While Utomi never really had what you’d call a big, breakout role in his five years of stage work here since graduating from USD, the way he stood out in ensemble roles was a clear sign of his talent.
Among his top recent roles in town were turns in San Diego Rep’s “My Mañana Comes,” New Village Arts’ “The Nutcracker” and Moonlight Stage Productions’ “Sister Act.”
When the Union-Tribune spotlighted Utomi last fall as “a top San Diego-trained actor with Broadway in his sights,” he was just going into “The Grinch” after a run in San Diego Musical Theatre’s new musical revue “Pump Up the Volume.”
Utomi credits that show’s director-choreographer and co-creator, Colleen Kollar Smith (now managing director of Moonlight), as a key mentor, starting when she guest-directed a show at USD.
“I remember one day instead of rehearsing, we just sat there and asked her all these questions,” Utomi says. “And she really was just so informative.”
Not long after that, she recruited Utomi for his first musical role, in Intrepid Theatre’s 2013 production of “A Midsummer Night’s Dream,” co-directed by Kollar Smith and Christy Yael-Cox.
“That was the beginning,” Utomi says. “I think back to that time, and I was so scared, and I was so untrained. And I still am!
“But over the past five years I’ve gotten to work with such great talent, and the Southern California community was such a training ground for me.
“I didn’t grow up tapping at the age of 2 or 3 – which, when you talk to a lot of musical-theater people, they did.

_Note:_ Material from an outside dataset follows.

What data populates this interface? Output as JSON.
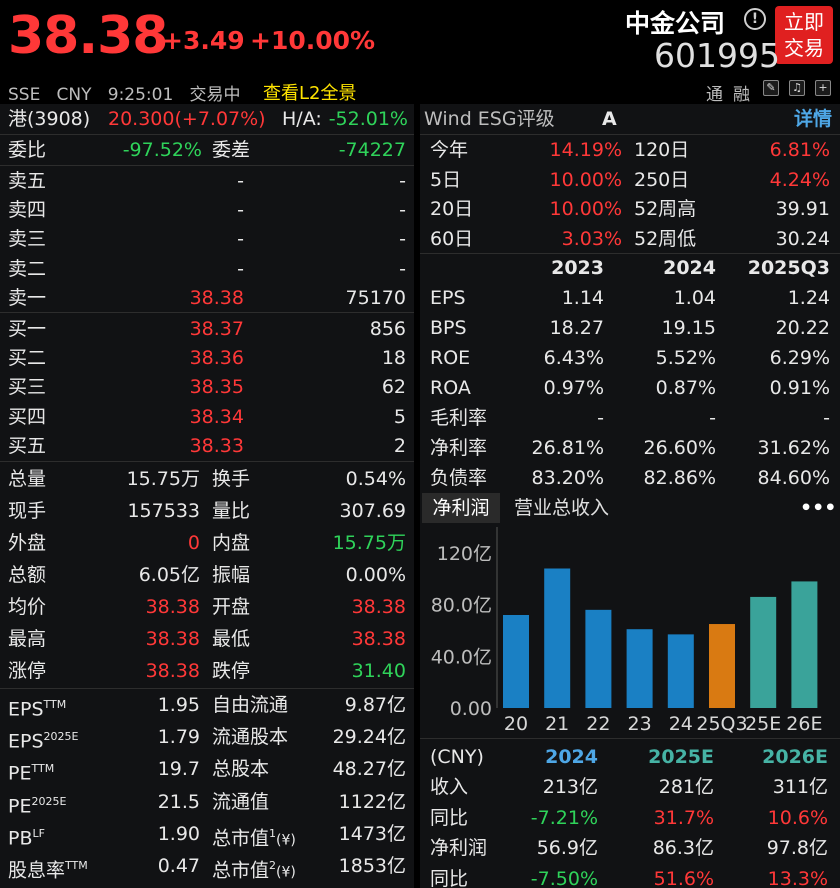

I always felt like I was playing catch-up.
“(But) the San Diego theater community helped me learn. And in those five years, I was saturated with such talent, and was able to learn from such talented people. It was such a blessing, it really was.”

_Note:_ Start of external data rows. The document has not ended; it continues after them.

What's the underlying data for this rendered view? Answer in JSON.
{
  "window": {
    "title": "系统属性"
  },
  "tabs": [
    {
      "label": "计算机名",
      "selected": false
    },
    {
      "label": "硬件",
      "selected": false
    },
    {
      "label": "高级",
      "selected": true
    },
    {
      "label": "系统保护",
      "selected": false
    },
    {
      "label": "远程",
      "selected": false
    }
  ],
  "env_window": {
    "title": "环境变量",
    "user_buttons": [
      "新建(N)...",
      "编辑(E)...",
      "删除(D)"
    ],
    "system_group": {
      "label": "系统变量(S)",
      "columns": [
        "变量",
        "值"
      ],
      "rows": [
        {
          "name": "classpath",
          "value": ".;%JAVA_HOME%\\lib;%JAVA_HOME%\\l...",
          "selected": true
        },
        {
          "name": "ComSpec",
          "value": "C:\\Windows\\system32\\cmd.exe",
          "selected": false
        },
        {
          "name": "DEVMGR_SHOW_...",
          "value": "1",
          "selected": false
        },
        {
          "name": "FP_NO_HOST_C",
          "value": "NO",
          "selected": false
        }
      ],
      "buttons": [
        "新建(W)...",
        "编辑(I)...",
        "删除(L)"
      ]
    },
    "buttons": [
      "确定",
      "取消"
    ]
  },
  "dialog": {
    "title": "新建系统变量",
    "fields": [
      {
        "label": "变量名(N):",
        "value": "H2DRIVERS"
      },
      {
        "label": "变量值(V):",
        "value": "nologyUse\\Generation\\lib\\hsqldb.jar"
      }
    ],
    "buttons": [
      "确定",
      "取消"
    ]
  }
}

One other huge inspiration came from the creator of “Hamilton” himself: composer-writer-lyricist and original star Lin-Manuel Miranda.
In 2009, unsure about his path in theater, Utomi went to see Miranda’s first Broadway hit, “In the Heights,” on its tour stop in San Diego.
That experience was to become “a major part of why I continued to act,” Utomi says.
“I was a freshman in college. I really wanted to act but was I like, I don’t know if I can — if financially I can stick with it.
“And I saw that production, and it was that moment in my life where I knew I had to do it. It was more of a calling now.
“I saw it with one of my brothers and my sister. And they said, ‘You were smiling the entire time!’ I was so in awe.
“I remember the song ‘Breathe.’ I didn’t breathe through the entire song.”
Now Utomi is breathing in what it’s like “to be able to be a part of a show like that for hundreds and thousands of other people. And how telling that story is important to all those people.
“You go to the stage door and the fans are crying, or are so happy they can’t speak. It’s just a range of emotions. And they’re all so thankful to be there.
“I’ve heard so many times, ‘This is my favorite show; I’ve been listening to the album for two years, and I never thought I’d be able to see it.’ ”
Utomi, who is contracted to be with “Hamilton” for a year (and is also learning the roles of George Washington and Aaron Burr), can’t help but think back to an evening last December when his sister won the ticket lottery to see the musical in Los Angeles.
She invited him to go, but “I had a show that night,” Utomi says. “I remember at the time I was so bummed. But I was in ‘The Grinch,’ and I was loving it. I was just like: ‘Go — it’s fine!’
“But I was always talking about speaking things into the universe, so I was like, ‘It’s fine, I’ll be IN it someday, so it’s cool.’
“And then fast-forward a few months. And I’m actually in it.”